Diabetic persons with foot ulcers and their perceptions of hyperbaric oxygen chamber therapy.
2009 (English)In: Journal of Clinical Nursing, ISSN 0962-1067, E-ISSN 1365-2702, Vol. 18, no 14, 1975-1985 p.Article in journal (Refereed) Published
AIM: To elucidate how diabetic patients with limb-threatening foot lesions perceive and evaluate content and organisation of treatment in a multi-place hyperbaric oxygen chamber.
BACKGROUND: To our knowledge there are no patients' evaluations of diabetes care in a high-technology area like the hyperbaric oxygen chamber. The burden on persons with diabetic foot complications might be increased if adjuvant therapy with hyperbaric oxygen therapy (HBOT) within a locked airtight vessel is given.
DESIGN: Explorative study.
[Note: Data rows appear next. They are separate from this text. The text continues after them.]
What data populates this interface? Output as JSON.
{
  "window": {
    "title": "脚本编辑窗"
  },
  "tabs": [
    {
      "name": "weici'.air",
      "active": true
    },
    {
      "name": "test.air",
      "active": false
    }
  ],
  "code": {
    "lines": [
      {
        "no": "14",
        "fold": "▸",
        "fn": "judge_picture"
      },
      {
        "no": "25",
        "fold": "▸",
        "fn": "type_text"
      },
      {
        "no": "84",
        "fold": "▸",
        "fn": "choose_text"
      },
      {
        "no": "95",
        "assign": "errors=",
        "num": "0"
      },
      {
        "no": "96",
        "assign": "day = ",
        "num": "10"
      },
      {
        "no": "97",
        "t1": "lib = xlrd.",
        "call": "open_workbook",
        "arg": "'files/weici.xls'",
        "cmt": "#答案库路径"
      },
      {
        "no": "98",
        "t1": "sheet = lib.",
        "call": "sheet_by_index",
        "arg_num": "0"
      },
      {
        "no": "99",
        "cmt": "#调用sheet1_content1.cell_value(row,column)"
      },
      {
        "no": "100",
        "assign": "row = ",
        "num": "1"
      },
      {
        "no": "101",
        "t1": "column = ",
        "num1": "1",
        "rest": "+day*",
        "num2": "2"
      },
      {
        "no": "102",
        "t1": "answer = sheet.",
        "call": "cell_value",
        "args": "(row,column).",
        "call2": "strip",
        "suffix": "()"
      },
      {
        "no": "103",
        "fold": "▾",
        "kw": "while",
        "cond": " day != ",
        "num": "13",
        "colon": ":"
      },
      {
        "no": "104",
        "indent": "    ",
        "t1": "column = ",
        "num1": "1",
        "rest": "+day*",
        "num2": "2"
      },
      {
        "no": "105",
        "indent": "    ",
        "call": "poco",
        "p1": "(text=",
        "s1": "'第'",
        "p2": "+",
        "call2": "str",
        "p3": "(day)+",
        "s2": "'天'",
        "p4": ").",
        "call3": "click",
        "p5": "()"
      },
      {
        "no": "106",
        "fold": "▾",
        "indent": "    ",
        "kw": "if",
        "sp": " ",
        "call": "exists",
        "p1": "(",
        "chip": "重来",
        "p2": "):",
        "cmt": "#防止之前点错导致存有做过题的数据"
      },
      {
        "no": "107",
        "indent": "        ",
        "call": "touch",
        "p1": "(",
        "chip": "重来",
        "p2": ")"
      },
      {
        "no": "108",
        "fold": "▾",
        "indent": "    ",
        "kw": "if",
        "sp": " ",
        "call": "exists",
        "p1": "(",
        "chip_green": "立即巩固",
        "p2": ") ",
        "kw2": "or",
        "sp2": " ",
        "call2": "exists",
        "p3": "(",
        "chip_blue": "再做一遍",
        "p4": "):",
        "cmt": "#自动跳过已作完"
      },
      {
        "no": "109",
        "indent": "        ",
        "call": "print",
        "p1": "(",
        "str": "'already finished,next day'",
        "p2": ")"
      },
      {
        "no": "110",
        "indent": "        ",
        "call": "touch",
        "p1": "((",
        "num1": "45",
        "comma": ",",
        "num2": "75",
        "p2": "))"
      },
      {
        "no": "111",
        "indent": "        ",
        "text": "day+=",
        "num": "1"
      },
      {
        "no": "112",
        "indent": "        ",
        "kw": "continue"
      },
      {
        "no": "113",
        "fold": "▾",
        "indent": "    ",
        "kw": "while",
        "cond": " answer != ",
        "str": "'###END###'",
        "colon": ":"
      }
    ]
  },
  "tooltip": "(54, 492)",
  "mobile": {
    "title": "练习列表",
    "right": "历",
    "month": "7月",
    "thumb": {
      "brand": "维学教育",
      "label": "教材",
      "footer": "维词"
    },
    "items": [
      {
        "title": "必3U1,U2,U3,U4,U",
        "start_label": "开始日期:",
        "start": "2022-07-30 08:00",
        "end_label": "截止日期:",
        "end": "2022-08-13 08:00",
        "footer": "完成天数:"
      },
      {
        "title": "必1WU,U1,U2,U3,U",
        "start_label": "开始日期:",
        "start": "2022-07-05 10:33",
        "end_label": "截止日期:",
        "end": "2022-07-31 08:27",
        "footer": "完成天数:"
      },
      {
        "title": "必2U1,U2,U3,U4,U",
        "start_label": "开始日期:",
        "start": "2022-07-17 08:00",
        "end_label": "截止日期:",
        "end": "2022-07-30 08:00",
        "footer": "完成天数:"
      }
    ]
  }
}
PARTICIPANTS: Participants were included in the HODFU study, a prospective randomised double-blind study, designed to evaluate whether HBOT heals more chronic foot ulcers than placebo treatment with hyperbaric air. Six females and 13 males, aged 44-83 years (median 70), with diabetic foot ulcers, participated.
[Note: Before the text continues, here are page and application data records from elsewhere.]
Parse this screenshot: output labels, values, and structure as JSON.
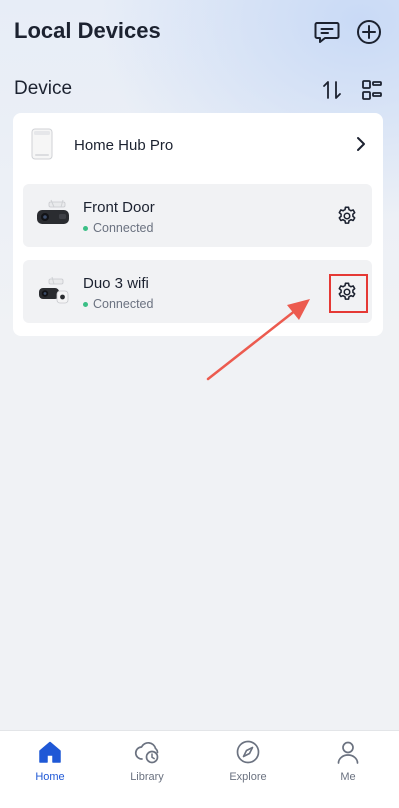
{
  "header": {
    "title": "Local Devices",
    "icons": [
      "message-icon",
      "add-circle-icon"
    ]
  },
  "section": {
    "title": "Device",
    "icons": [
      "sort-icon",
      "grid-view-icon"
    ]
  },
  "hub": {
    "name": "Home Hub Pro"
  },
  "devices": [
    {
      "name": "Front Door",
      "status": "Connected"
    },
    {
      "name": "Duo 3 wifi",
      "status": "Connected"
    }
  ],
  "colors": {
    "accent": "#1f58d6",
    "connected": "#3bbf86",
    "highlight": "#e53935"
  },
  "tabs": [
    {
      "label": "Home",
      "icon": "home-icon",
      "active": true
    },
    {
      "label": "Library",
      "icon": "cloud-clock-icon",
      "active": false
    },
    {
      "label": "Explore",
      "icon": "compass-icon",
      "active": false
    },
    {
      "label": "Me",
      "icon": "person-icon",
      "active": false
    }
  ]
}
METHOD: Focus-group interviews by an external evaluator.
RESULTS: Management was perceived as well-functioning with competent staff delivering quick treatment in a positive manner and in good co-operation. HBOT sessions, in groups, were described as unproblematic and pleasant, through sharing experiences with others, although time-consuming and tiring. Recognising the responsible physician and communication with other physicians in the health-care chain was perceived as problematic. Placebo treatment, when given, did not reveal any problems; many perceived HBOT as the last resort and respondents had a negative view of future health and expressed fears of new wounds and amputation.
CONCLUSIONS AND RELEVANCE TO CLINICAL PRACTICE: From patients' perspective HBOT in the delivered health-care model was perceived as well-functioning, taking into consideration both technical and relational aspects of care in this high-technology environment. Communication with the patient and between different care givers, with a consistent message given and information about who is responsible and to whom one should turn, wherever treated, is the most crucial aspect of the model. Future fears need to be recognised and group interaction can be encouraged to share the burden of disease.
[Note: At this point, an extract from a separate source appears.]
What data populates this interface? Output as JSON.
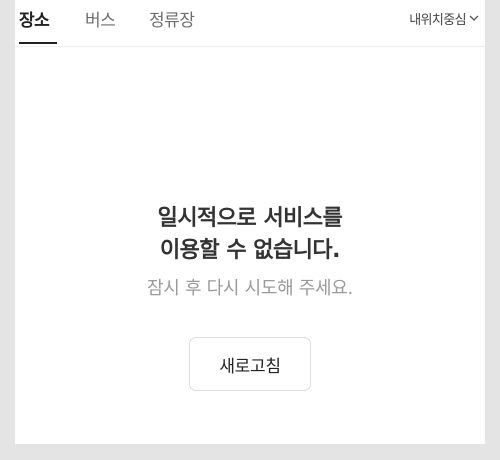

Place, publisher, year, edition, pages
Malden, MA, USA: Wiley-Blackwell, 2009. Vol. 18, no 14, 1975-1985 p.
Medical and Health Sciences
IdentifiersURN: urn:nbn:se:liu:diva-101934DOI: 10.1111/j.1365-2702.2008.02769.xISI: 000266708400003PubMedID: 19638057OAI: oai:DiVA.org:liu-101934DiVA: diva2:666853